Iran. The U.S. and Iran haven’t gotten along at all since the 1979 Islamic revolution overthrew the Shah. And President Trump sees the Islamic Republic as a threat, hence the recent sanctions on Iran. But the EU doesn’t quite see matters that way with Europe’s need for cheap oil likely a motivating factor.
China. Just like with Iran, the EU doesn’t see China through the same lens that White House officials are using. China’s tech company Huawei will likely be at the center of any flareup. The firm is suspected of close links to China’s communist rulers and therefore represents a security risk, at least as viewed from the U.S.
The European Central Bank. Europe’s economy isn’t doing well. The major countries of the single currency area, the eurozone, are limping along. This is particularly true of Italy, Germany, France, and Spain. The result is almost sure to be an ECB-led dip in the cost of borrowing. In turn, that will likely lead to a drop in the value of the euro versus the dollar.

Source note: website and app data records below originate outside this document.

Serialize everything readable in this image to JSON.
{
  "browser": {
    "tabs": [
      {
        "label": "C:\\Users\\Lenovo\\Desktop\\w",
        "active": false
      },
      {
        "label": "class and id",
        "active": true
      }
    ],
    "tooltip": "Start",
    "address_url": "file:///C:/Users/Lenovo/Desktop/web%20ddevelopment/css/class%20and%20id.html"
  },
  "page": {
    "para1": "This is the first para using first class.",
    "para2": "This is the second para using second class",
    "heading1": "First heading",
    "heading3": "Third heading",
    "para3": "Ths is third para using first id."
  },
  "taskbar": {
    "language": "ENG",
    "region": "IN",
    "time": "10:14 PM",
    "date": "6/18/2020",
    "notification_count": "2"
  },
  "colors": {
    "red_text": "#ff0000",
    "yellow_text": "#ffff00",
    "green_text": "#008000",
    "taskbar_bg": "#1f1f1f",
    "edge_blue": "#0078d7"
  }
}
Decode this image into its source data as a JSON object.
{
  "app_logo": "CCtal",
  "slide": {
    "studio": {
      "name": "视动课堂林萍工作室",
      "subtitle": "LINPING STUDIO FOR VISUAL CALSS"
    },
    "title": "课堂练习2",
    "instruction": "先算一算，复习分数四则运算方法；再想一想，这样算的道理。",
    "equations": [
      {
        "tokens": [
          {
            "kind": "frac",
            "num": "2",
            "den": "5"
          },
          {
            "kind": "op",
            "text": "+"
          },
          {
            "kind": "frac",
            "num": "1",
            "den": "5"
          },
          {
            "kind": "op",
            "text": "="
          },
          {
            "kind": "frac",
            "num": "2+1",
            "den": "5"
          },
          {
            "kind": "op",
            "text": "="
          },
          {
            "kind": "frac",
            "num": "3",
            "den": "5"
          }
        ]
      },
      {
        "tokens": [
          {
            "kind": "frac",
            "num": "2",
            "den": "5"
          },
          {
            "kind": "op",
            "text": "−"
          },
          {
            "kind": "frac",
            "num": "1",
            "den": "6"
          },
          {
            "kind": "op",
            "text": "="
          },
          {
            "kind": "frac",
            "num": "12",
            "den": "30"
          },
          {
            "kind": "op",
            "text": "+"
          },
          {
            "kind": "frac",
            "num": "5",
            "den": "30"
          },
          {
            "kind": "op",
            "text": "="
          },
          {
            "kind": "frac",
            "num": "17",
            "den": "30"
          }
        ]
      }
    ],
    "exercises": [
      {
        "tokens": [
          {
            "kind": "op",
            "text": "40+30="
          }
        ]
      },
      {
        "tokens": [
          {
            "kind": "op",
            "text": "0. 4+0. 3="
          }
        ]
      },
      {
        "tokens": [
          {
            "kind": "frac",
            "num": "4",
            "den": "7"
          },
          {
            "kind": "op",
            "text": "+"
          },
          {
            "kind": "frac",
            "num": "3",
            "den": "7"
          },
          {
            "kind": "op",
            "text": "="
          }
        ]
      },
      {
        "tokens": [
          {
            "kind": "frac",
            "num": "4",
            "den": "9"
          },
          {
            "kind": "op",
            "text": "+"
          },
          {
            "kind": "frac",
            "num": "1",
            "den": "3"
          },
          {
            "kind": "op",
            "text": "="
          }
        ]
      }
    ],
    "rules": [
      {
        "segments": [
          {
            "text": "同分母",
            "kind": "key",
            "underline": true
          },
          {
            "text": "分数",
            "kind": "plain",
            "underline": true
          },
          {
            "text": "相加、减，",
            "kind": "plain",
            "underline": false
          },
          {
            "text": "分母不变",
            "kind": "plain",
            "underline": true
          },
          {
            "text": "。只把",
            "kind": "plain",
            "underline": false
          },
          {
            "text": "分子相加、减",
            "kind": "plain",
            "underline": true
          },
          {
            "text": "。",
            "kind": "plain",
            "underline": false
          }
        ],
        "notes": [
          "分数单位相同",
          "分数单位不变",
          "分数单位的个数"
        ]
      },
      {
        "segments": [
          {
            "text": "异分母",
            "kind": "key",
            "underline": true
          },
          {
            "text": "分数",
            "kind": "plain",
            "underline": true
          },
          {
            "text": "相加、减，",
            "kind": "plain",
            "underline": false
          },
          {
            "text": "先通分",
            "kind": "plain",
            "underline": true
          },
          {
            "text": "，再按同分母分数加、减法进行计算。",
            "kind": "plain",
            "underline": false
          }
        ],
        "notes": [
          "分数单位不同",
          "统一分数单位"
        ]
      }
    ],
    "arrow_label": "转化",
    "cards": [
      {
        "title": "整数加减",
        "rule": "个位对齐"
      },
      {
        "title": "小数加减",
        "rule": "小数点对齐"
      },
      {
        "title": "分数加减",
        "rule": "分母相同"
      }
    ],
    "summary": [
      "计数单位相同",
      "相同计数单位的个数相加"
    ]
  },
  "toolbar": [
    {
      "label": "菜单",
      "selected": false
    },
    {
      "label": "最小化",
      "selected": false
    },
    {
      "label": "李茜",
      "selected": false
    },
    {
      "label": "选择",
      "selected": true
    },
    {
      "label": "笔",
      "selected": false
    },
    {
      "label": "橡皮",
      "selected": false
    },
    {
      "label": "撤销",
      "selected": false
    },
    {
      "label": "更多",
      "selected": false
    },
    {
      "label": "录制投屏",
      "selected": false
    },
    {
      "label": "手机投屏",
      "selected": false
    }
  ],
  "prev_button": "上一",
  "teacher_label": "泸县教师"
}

U.S. President Donald Trump may see the weaker euro as an unfair competitive advantage for EU exporters versus U.S. ones. That said, it doesn’t mean there’s a currency war pending yet. “It is a step that is much higher up the escalation ladder,” writes Chandler. In other words, that may happen, but it’s not imminent.
It seems likely that increased tension on any one or more of these matters could send markets for various assets reeling. Don’t say you weren’t warned.